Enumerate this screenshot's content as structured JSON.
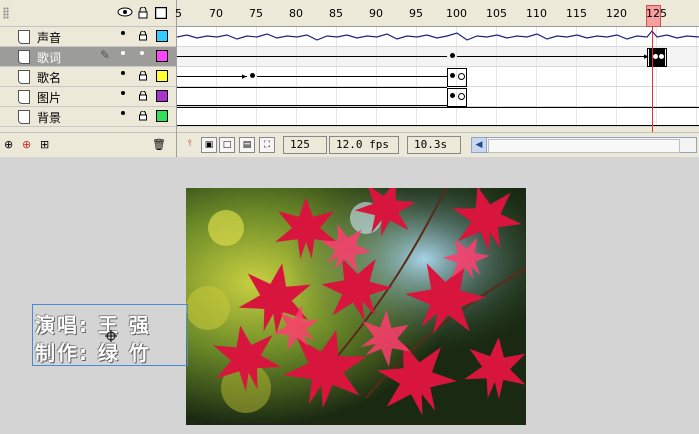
{
  "timeline": {
    "ruler_labels": [
      "5",
      "70",
      "75",
      "80",
      "85",
      "90",
      "95",
      "100",
      "105",
      "110",
      "115",
      "120",
      "125"
    ],
    "layers": [
      {
        "name": "声音",
        "color": "#33ccff",
        "selected": false
      },
      {
        "name": "歌词",
        "color": "#ff44ff",
        "selected": true
      },
      {
        "name": "歌名",
        "color": "#ffff33",
        "selected": false
      },
      {
        "name": "图片",
        "color": "#aa33cc",
        "selected": false
      },
      {
        "name": "背景",
        "color": "#33dd55",
        "selected": false
      }
    ],
    "current_frame": "125",
    "fps": "12.0 fps",
    "elapsed": "10.3s"
  },
  "stage": {
    "text_line1": "演唱: 王 强",
    "text_line2": "制作: 绿 竹"
  },
  "icons": [
    "eye-icon",
    "lock-icon",
    "outline-icon",
    "pencil-icon",
    "add-layer-icon",
    "add-guide-icon",
    "add-folder-icon",
    "trash-icon",
    "center-frame-icon",
    "onion-skin-icon",
    "onion-outline-icon",
    "edit-multiple-icon",
    "onion-markers-icon"
  ]
}
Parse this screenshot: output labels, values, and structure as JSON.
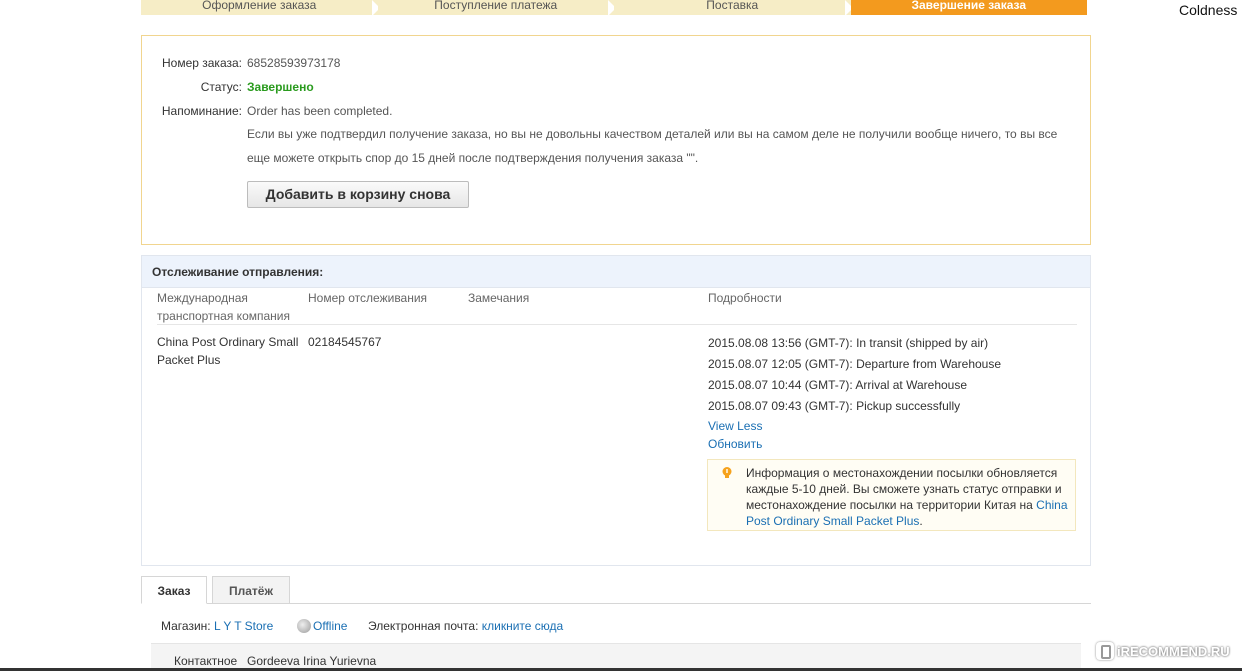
{
  "steps": [
    {
      "label": "Оформление заказа",
      "active": false
    },
    {
      "label": "Поступление платежа",
      "active": false
    },
    {
      "label": "Поставка",
      "active": false
    },
    {
      "label": "Завершение заказа",
      "active": true
    }
  ],
  "user_name": "Coldness",
  "order": {
    "number_label": "Номер заказа:",
    "number_value": "68528593973178",
    "status_label": "Статус:",
    "status_value": "Завершено",
    "reminder_label": "Напоминание:",
    "reminder_value": "Order has been completed.",
    "dispute_note": "Если вы уже подтвердил получение заказа, но вы не довольны качеством деталей или вы на самом деле не получили вообще ничего, то вы все еще можете открыть спор до 15 дней после подтверждения получения заказа \"\".",
    "add_to_cart_label": "Добавить в корзину снова"
  },
  "tracking": {
    "title": "Отслеживание отправления:",
    "headers": {
      "carrier": "Международная транспортная компания",
      "tracking_number": "Номер отслеживания",
      "remarks": "Замечания",
      "details": "Подробности"
    },
    "carrier": "China Post Ordinary Small Packet Plus",
    "tracking_number": "02184545767",
    "events": [
      "2015.08.08 13:56 (GMT-7): In transit (shipped by air)",
      "2015.08.07 12:05 (GMT-7): Departure from Warehouse",
      "2015.08.07 10:44 (GMT-7): Arrival at Warehouse",
      "2015.08.07 09:43 (GMT-7): Pickup successfully"
    ],
    "view_less": "View Less",
    "refresh": "Обновить",
    "info_text": "Информация о местонахождении посылки обновляется каждые 5-10 дней. Вы сможете узнать статус отправки и местонахождение посылки на территории Китая на",
    "info_link": "China Post Ordinary Small Packet Plus",
    "info_end": "."
  },
  "tabs": [
    {
      "label": "Заказ",
      "active": true
    },
    {
      "label": "Платёж",
      "active": false
    }
  ],
  "store": {
    "store_label": "Магазин:",
    "store_name": "L Y T Store",
    "offline": "Offline",
    "email_label": "Электронная почта:",
    "email_link": "кликните сюда"
  },
  "contact": {
    "label": "Контактное",
    "value": "Gordeeva Irina Yurievna"
  },
  "watermark": "iRECOMMEND.RU"
}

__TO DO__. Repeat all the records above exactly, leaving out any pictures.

__SOLUTION TO THE EXERCISE__.
Enumerate this screenshot's content as structured JSON.
{
  "timeline": {
    "ruler_labels": [
      "5",
      "70",
      "75",
      "80",
      "85",
      "90",
      "95",
      "100",
      "105",
      "110",
      "115",
      "120",
      "125"
    ],
    "layers": [
      {
        "name": "声音",
        "color": "#33ccff",
        "selected": false
      },
      {
        "name": "歌词",
        "color": "#ff44ff",
        "selected": true
      },
      {
        "name": "歌名",
        "color": "#ffff33",
        "selected": false
      },
      {
        "name": "图片",
        "color": "#aa33cc",
        "selected": false
      },
      {
        "name": "背景",
        "color": "#33dd55",
        "selected": false
      }
    ],
    "current_frame": "125",
    "fps": "12.0 fps",
    "elapsed": "10.3s"
  },
  "stage": {
    "text_line1": "演唱: 王 强",
    "text_line2": "制作: 绿 竹"
  },
  "icons": [
    "eye-icon",
    "lock-icon",
    "outline-icon",
    "pencil-icon",
    "add-layer-icon",
    "add-guide-icon",
    "add-folder-icon",
    "trash-icon",
    "center-frame-icon",
    "onion-skin-icon",
    "onion-outline-icon",
    "edit-multiple-icon",
    "onion-markers-icon"
  ]
}
Parse this screenshot: output labels, values, and structure as JSON.
{
  "steps": [
    {
      "label": "Оформление заказа",
      "active": false
    },
    {
      "label": "Поступление платежа",
      "active": false
    },
    {
      "label": "Поставка",
      "active": false
    },
    {
      "label": "Завершение заказа",
      "active": true
    }
  ],
  "user_name": "Coldness",
  "order": {
    "number_label": "Номер заказа:",
    "number_value": "68528593973178",
    "status_label": "Статус:",
    "status_value": "Завершено",
    "reminder_label": "Напоминание:",
    "reminder_value": "Order has been completed.",
    "dispute_note": "Если вы уже подтвердил получение заказа, но вы не довольны качеством деталей или вы на самом деле не получили вообще ничего, то вы все еще можете открыть спор до 15 дней после подтверждения получения заказа \"\".",
    "add_to_cart_label": "Добавить в корзину снова"
  },
  "tracking": {
    "title": "Отслеживание отправления:",
    "headers": {
      "carrier": "Международная транспортная компания",
      "tracking_number": "Номер отслеживания",
      "remarks": "Замечания",
      "details": "Подробности"
    },
    "carrier": "China Post Ordinary Small Packet Plus",
    "tracking_number": "02184545767",
    "events": [
      "2015.08.08 13:56 (GMT-7): In transit (shipped by air)",
      "2015.08.07 12:05 (GMT-7): Departure from Warehouse",
      "2015.08.07 10:44 (GMT-7): Arrival at Warehouse",
      "2015.08.07 09:43 (GMT-7): Pickup successfully"
    ],
    "view_less": "View Less",
    "refresh": "Обновить",
    "info_text": "Информация о местонахождении посылки обновляется каждые 5-10 дней. Вы сможете узнать статус отправки и местонахождение посылки на территории Китая на",
    "info_link": "China Post Ordinary Small Packet Plus",
    "info_end": "."
  },
  "tabs": [
    {
      "label": "Заказ",
      "active": true
    },
    {
      "label": "Платёж",
      "active": false
    }
  ],
  "store": {
    "store_label": "Магазин:",
    "store_name": "L Y T Store",
    "offline": "Offline",
    "email_label": "Электронная почта:",
    "email_link": "кликните сюда"
  },
  "contact": {
    "label": "Контактное",
    "value": "Gordeeva Irina Yurievna"
  },
  "watermark": "iRECOMMEND.RU"
}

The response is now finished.